Andrei Arlovski (27-16, 1 NC) vs. Shamil Abdurakhimov (18-4), Heavyweight
Don’t let Arlovski’s 2-6 run over his last eight fool you. He may not be a contender anymore, but the former UFC heavyweight champion is still a legit gatekeeper. He’s simply been pit against some of the toughest competition in the division. As Arlovski approaches his 40th birthday, he’s still amazingly spry for a man his size and continues to improve. His boxing appears to be at its sharpest, making greater use of not just his left hand; he’s working his opponent’s body to great effect too. Forever and always, the question will be his chin, though it isn’t as bad as it’s made out to be as he’s gone the distance in each of his last four contests.
At 37, Abdurakhimov doesn’t appear likely to break into contention as some believed was possible when he first signed with the UFC about four years ago. While the big Russian doesn’t excel in a single area, he is proficient enough in all areas that he doesn’t have a real weakness either. Against Arlovski, it’s likely he’ll look to search for takedowns, a strategy he used to take three rounds off Derrick Lewis before the Black Beast finished the contest in the fourth round. Arlovski has never been easy to take down, so expect to see plenty of Abdurakhimov’s counter boxing.
Abdurakhimov stands a very good chance of securing the biggest win of his career.

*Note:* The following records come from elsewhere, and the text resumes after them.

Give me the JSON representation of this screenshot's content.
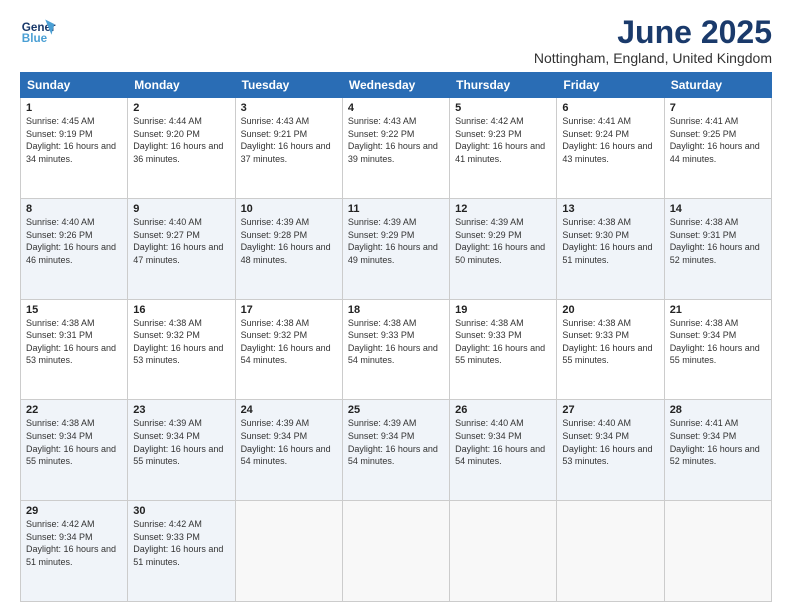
{
  "header": {
    "logo_line1": "General",
    "logo_line2": "Blue",
    "month_title": "June 2025",
    "location": "Nottingham, England, United Kingdom"
  },
  "weekdays": [
    "Sunday",
    "Monday",
    "Tuesday",
    "Wednesday",
    "Thursday",
    "Friday",
    "Saturday"
  ],
  "weeks": [
    [
      {
        "day": "1",
        "sunrise": "4:45 AM",
        "sunset": "9:19 PM",
        "daylight": "16 hours and 34 minutes."
      },
      {
        "day": "2",
        "sunrise": "4:44 AM",
        "sunset": "9:20 PM",
        "daylight": "16 hours and 36 minutes."
      },
      {
        "day": "3",
        "sunrise": "4:43 AM",
        "sunset": "9:21 PM",
        "daylight": "16 hours and 37 minutes."
      },
      {
        "day": "4",
        "sunrise": "4:43 AM",
        "sunset": "9:22 PM",
        "daylight": "16 hours and 39 minutes."
      },
      {
        "day": "5",
        "sunrise": "4:42 AM",
        "sunset": "9:23 PM",
        "daylight": "16 hours and 41 minutes."
      },
      {
        "day": "6",
        "sunrise": "4:41 AM",
        "sunset": "9:24 PM",
        "daylight": "16 hours and 43 minutes."
      },
      {
        "day": "7",
        "sunrise": "4:41 AM",
        "sunset": "9:25 PM",
        "daylight": "16 hours and 44 minutes."
      }
    ],
    [
      {
        "day": "8",
        "sunrise": "4:40 AM",
        "sunset": "9:26 PM",
        "daylight": "16 hours and 46 minutes."
      },
      {
        "day": "9",
        "sunrise": "4:40 AM",
        "sunset": "9:27 PM",
        "daylight": "16 hours and 47 minutes."
      },
      {
        "day": "10",
        "sunrise": "4:39 AM",
        "sunset": "9:28 PM",
        "daylight": "16 hours and 48 minutes."
      },
      {
        "day": "11",
        "sunrise": "4:39 AM",
        "sunset": "9:29 PM",
        "daylight": "16 hours and 49 minutes."
      },
      {
        "day": "12",
        "sunrise": "4:39 AM",
        "sunset": "9:29 PM",
        "daylight": "16 hours and 50 minutes."
      },
      {
        "day": "13",
        "sunrise": "4:38 AM",
        "sunset": "9:30 PM",
        "daylight": "16 hours and 51 minutes."
      },
      {
        "day": "14",
        "sunrise": "4:38 AM",
        "sunset": "9:31 PM",
        "daylight": "16 hours and 52 minutes."
      }
    ],
    [
      {
        "day": "15",
        "sunrise": "4:38 AM",
        "sunset": "9:31 PM",
        "daylight": "16 hours and 53 minutes."
      },
      {
        "day": "16",
        "sunrise": "4:38 AM",
        "sunset": "9:32 PM",
        "daylight": "16 hours and 53 minutes."
      },
      {
        "day": "17",
        "sunrise": "4:38 AM",
        "sunset": "9:32 PM",
        "daylight": "16 hours and 54 minutes."
      },
      {
        "day": "18",
        "sunrise": "4:38 AM",
        "sunset": "9:33 PM",
        "daylight": "16 hours and 54 minutes."
      },
      {
        "day": "19",
        "sunrise": "4:38 AM",
        "sunset": "9:33 PM",
        "daylight": "16 hours and 55 minutes."
      },
      {
        "day": "20",
        "sunrise": "4:38 AM",
        "sunset": "9:33 PM",
        "daylight": "16 hours and 55 minutes."
      },
      {
        "day": "21",
        "sunrise": "4:38 AM",
        "sunset": "9:34 PM",
        "daylight": "16 hours and 55 minutes."
      }
    ],
    [
      {
        "day": "22",
        "sunrise": "4:38 AM",
        "sunset": "9:34 PM",
        "daylight": "16 hours and 55 minutes."
      },
      {
        "day": "23",
        "sunrise": "4:39 AM",
        "sunset": "9:34 PM",
        "daylight": "16 hours and 55 minutes."
      },
      {
        "day": "24",
        "sunrise": "4:39 AM",
        "sunset": "9:34 PM",
        "daylight": "16 hours and 54 minutes."
      },
      {
        "day": "25",
        "sunrise": "4:39 AM",
        "sunset": "9:34 PM",
        "daylight": "16 hours and 54 minutes."
      },
      {
        "day": "26",
        "sunrise": "4:40 AM",
        "sunset": "9:34 PM",
        "daylight": "16 hours and 54 minutes."
      },
      {
        "day": "27",
        "sunrise": "4:40 AM",
        "sunset": "9:34 PM",
        "daylight": "16 hours and 53 minutes."
      },
      {
        "day": "28",
        "sunrise": "4:41 AM",
        "sunset": "9:34 PM",
        "daylight": "16 hours and 52 minutes."
      }
    ],
    [
      {
        "day": "29",
        "sunrise": "4:42 AM",
        "sunset": "9:34 PM",
        "daylight": "16 hours and 51 minutes."
      },
      {
        "day": "30",
        "sunrise": "4:42 AM",
        "sunset": "9:33 PM",
        "daylight": "16 hours and 51 minutes."
      },
      null,
      null,
      null,
      null,
      null
    ]
  ]
}
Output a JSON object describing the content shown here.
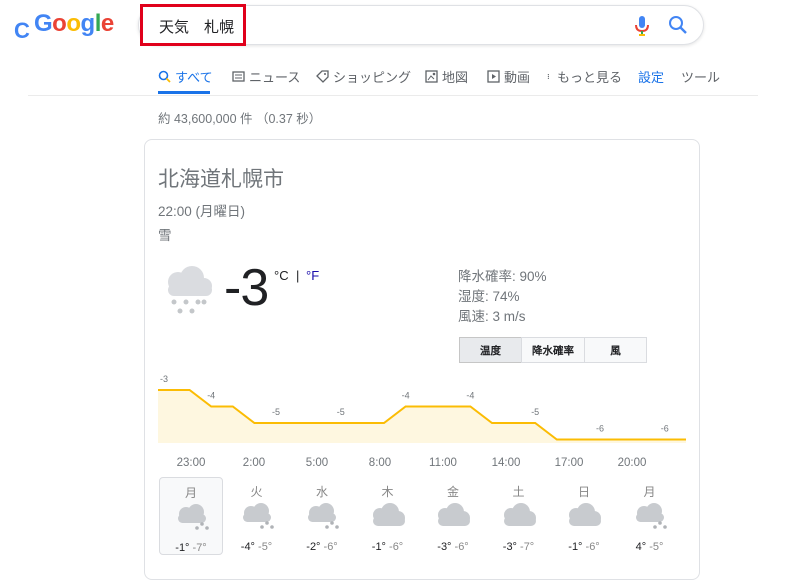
{
  "search": {
    "query": "天気　札幌"
  },
  "tabs": [
    {
      "label": "すべて",
      "icon": "search-icon"
    },
    {
      "label": "ニュース",
      "icon": "news-icon"
    },
    {
      "label": "ショッピング",
      "icon": "tag-icon"
    },
    {
      "label": "地図",
      "icon": "map-icon"
    },
    {
      "label": "動画",
      "icon": "video-icon"
    },
    {
      "label": "もっと見る",
      "icon": "more-icon"
    },
    {
      "label": "設定"
    },
    {
      "label": "ツール"
    }
  ],
  "result_stats": "約 43,600,000 件 （0.37 秒）",
  "weather": {
    "location": "北海道札幌市",
    "datetime": "22:00 (月曜日)",
    "condition": "雪",
    "icon": "snow-icon",
    "temperature": "-3",
    "unit_c": "°C",
    "unit_sep": "|",
    "unit_f": "°F",
    "precipitation": "降水確率: 90%",
    "humidity": "湿度: 74%",
    "wind": "風速: 3 m/s",
    "modes": [
      "温度",
      "降水確率",
      "風"
    ],
    "active_mode": "温度"
  },
  "chart_data": {
    "type": "area",
    "x": [
      "22:00",
      "23:00",
      "0:00",
      "1:00",
      "2:00",
      "3:00",
      "4:00",
      "5:00",
      "6:00",
      "7:00",
      "8:00",
      "9:00",
      "10:00",
      "11:00",
      "12:00",
      "13:00",
      "14:00",
      "15:00",
      "16:00",
      "17:00",
      "18:00",
      "19:00",
      "20:00",
      "21:00"
    ],
    "values": [
      -3,
      -3,
      -4,
      -4,
      -5,
      -5,
      -5,
      -5,
      -5,
      -5,
      -5,
      -4,
      -4,
      -4,
      -4,
      -5,
      -5,
      -5,
      -6,
      -6,
      -6,
      -6,
      -6,
      -6
    ],
    "point_labels": [
      {
        "index": 0,
        "text": "-3"
      },
      {
        "index": 2,
        "text": "-4"
      },
      {
        "index": 5,
        "text": "-5"
      },
      {
        "index": 8,
        "text": "-5"
      },
      {
        "index": 11,
        "text": "-4"
      },
      {
        "index": 14,
        "text": "-4"
      },
      {
        "index": 17,
        "text": "-5"
      },
      {
        "index": 20,
        "text": "-6"
      },
      {
        "index": 23,
        "text": "-6"
      }
    ],
    "tick_labels": [
      "23:00",
      "2:00",
      "5:00",
      "8:00",
      "11:00",
      "14:00",
      "17:00",
      "20:00"
    ],
    "line_color": "#fbbc04",
    "fill_color": "#fef7e0"
  },
  "forecast": [
    {
      "day": "月",
      "hi": "-1°",
      "lo": "-7°",
      "icon": "snow-icon"
    },
    {
      "day": "火",
      "hi": "-4°",
      "lo": "-5°",
      "icon": "snow-icon"
    },
    {
      "day": "水",
      "hi": "-2°",
      "lo": "-6°",
      "icon": "snow-icon"
    },
    {
      "day": "木",
      "hi": "-1°",
      "lo": "-6°",
      "icon": "cloud-icon"
    },
    {
      "day": "金",
      "hi": "-3°",
      "lo": "-6°",
      "icon": "cloud-icon"
    },
    {
      "day": "土",
      "hi": "-3°",
      "lo": "-7°",
      "icon": "cloud-icon"
    },
    {
      "day": "日",
      "hi": "-1°",
      "lo": "-6°",
      "icon": "cloud-icon"
    },
    {
      "day": "月",
      "hi": "4°",
      "lo": "-5°",
      "icon": "snow-icon"
    }
  ]
}
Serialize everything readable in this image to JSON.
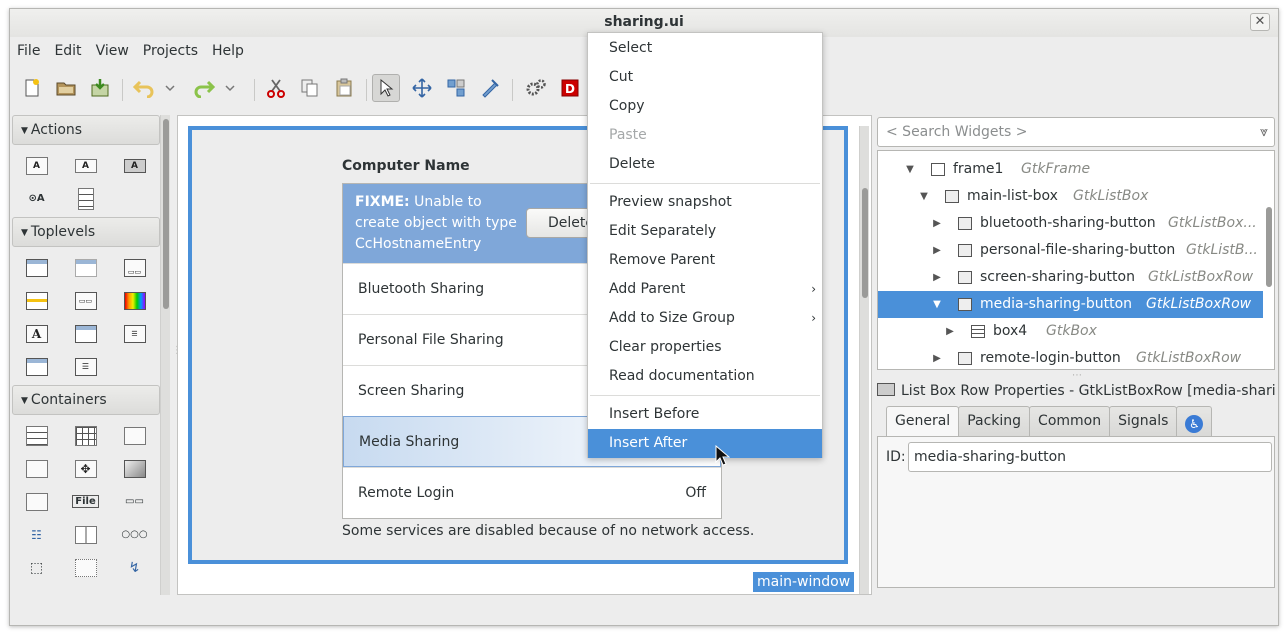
{
  "window": {
    "title": "sharing.ui",
    "close_glyph": "✕"
  },
  "menubar": [
    "File",
    "Edit",
    "View",
    "Projects",
    "Help"
  ],
  "toolbar": {
    "icons": [
      "new-file-icon",
      "open-folder-icon",
      "save-icon",
      "undo-icon",
      "undo-history-icon",
      "redo-icon",
      "redo-history-icon",
      "cut-icon",
      "copy-icon",
      "paste-icon",
      "pointer-icon",
      "drag-resize-icon",
      "align-icon",
      "edit-mode-icon",
      "preferences-icon",
      "devhelp-icon"
    ]
  },
  "palette": {
    "sections": [
      {
        "label": "Actions"
      },
      {
        "label": "Toplevels"
      },
      {
        "label": "Containers"
      }
    ]
  },
  "design": {
    "computer_name_label": "Computer Name",
    "fixme_bold": "FIXME:",
    "fixme_text": "Unable to create object with type CcHostnameEntry",
    "delete_button": "Delete",
    "rows": [
      {
        "label": "Bluetooth Sharing",
        "state": ""
      },
      {
        "label": "Personal File Sharing",
        "state": ""
      },
      {
        "label": "Screen Sharing",
        "state": ""
      },
      {
        "label": "Media Sharing",
        "state": ""
      },
      {
        "label": "Remote Login",
        "state": "Off"
      }
    ],
    "note": "Some services are disabled because of no network access.",
    "main_window_tag": "main-window"
  },
  "inspector": {
    "search_placeholder": "< Search Widgets >",
    "tree": [
      {
        "name": "frame1",
        "type": "GtkFrame"
      },
      {
        "name": "main-list-box",
        "type": "GtkListBox"
      },
      {
        "name": "bluetooth-sharing-button",
        "type": "GtkListBox..."
      },
      {
        "name": "personal-file-sharing-button",
        "type": "GtkListB..."
      },
      {
        "name": "screen-sharing-button",
        "type": "GtkListBoxRow"
      },
      {
        "name": "media-sharing-button",
        "type": "GtkListBoxRow"
      },
      {
        "name": "box4",
        "type": "GtkBox"
      },
      {
        "name": "remote-login-button",
        "type": "GtkListBoxRow"
      }
    ],
    "selected_node": "media-sharing-button"
  },
  "properties": {
    "title": "List Box Row Properties - GtkListBoxRow [media-shari...",
    "tabs": [
      "General",
      "Packing",
      "Common",
      "Signals"
    ],
    "accessibility_tab_icon": "accessibility-icon",
    "id_label": "ID:",
    "id_value": "media-sharing-button"
  },
  "context_menu": {
    "items": [
      {
        "label": "Select",
        "enabled": true
      },
      {
        "label": "Cut",
        "enabled": true
      },
      {
        "label": "Copy",
        "enabled": true
      },
      {
        "label": "Paste",
        "enabled": false
      },
      {
        "label": "Delete",
        "enabled": true
      },
      {
        "label": "Preview snapshot",
        "enabled": true
      },
      {
        "label": "Edit Separately",
        "enabled": true
      },
      {
        "label": "Remove Parent",
        "enabled": true
      },
      {
        "label": "Add Parent",
        "enabled": true,
        "submenu": true
      },
      {
        "label": "Add to Size Group",
        "enabled": true,
        "submenu": true
      },
      {
        "label": "Clear properties",
        "enabled": true
      },
      {
        "label": "Read documentation",
        "enabled": true
      },
      {
        "label": "Insert Before",
        "enabled": true
      },
      {
        "label": "Insert After",
        "enabled": true,
        "highlighted": true
      }
    ],
    "submenu_glyph": "›"
  },
  "colors": {
    "selection": "#4a90d9",
    "fixme_background": "#7fa7d9",
    "window_background": "#ededed"
  }
}
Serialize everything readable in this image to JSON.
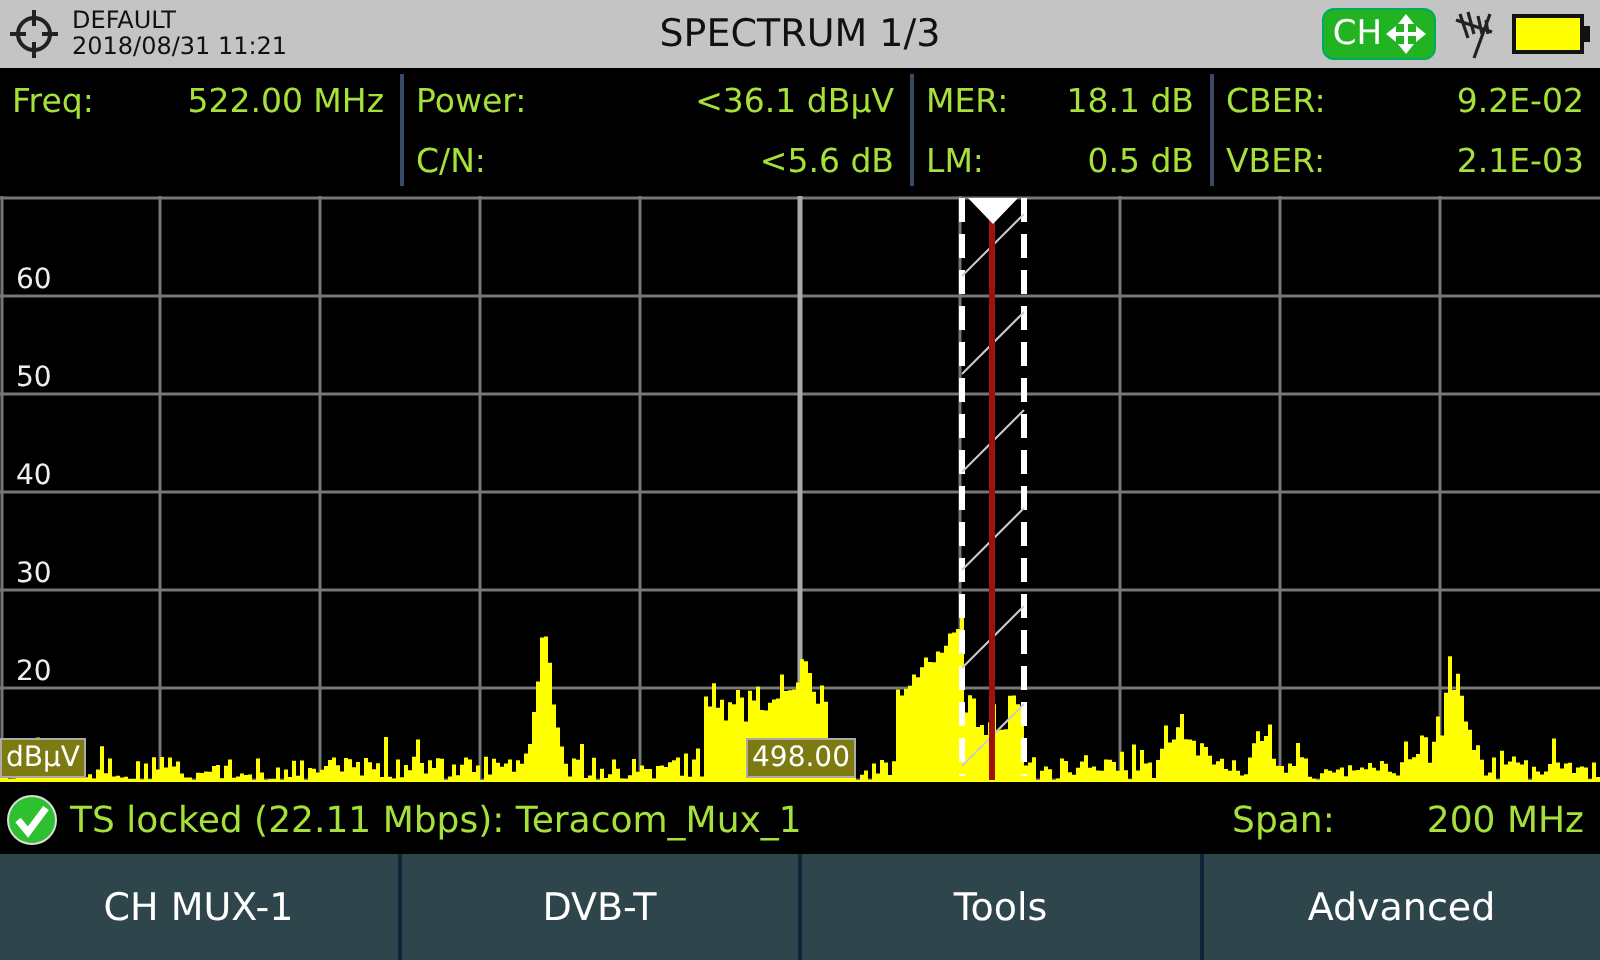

In fact, I’d probably pick him to win prior to Arlovski’s move to ATT. However, the Florida-based camp has done a fantastic job of bringing out the best in Arlovski in the twilight of his career. Win or lose – and I think he’ll win – look for Arlovski to go to his fifth straight judges’ decision. Arlovski via decision
Alexey Kunchenko (18-0) vs. Thiago Alves (22-12), Welterweight
Kunchenko is an interesting case. At 34, he’s incredibly old for a prospect. However, he only turned pro in 2013. Regardless of how you choose to look at Kunchenko, there is no doubt he’s UFC ready. The M-1 Global welterweight champion belies the stereotypical picture of a Russian powerhouse looking to bulldoze through opponents. Instead, Kunchenko is a highly technical Muay thai practitioner who relies on technique and accuracy as opposed to winging heavy hooks while pressing forward.
Alves is a far cry from the man who challenged Georges St. Pierre for the title at UFC 100. He’s had more cancelled fights over the last six years than actual contests and can only take a fraction of the abuse he used to. That doesn’t mean Alves isn’t dangerous anymore. In spurts, he can still unleash a brutal combination or a single powerful shot. His leg kicks are still amongst the best in the sport too. However, Alves’ confidence seems to come and go as he’s been tentative in some contests while showing glimpses of the animal he once was at other times.
Even if Alves is having a good night, I struggle to see him overcoming Kunchenko. Kunchenko is a smart, durable, and technical fighter. He may not be a great athlete, but he doesn’t need to be to defeat Alves in his current state. Kunchenko via decision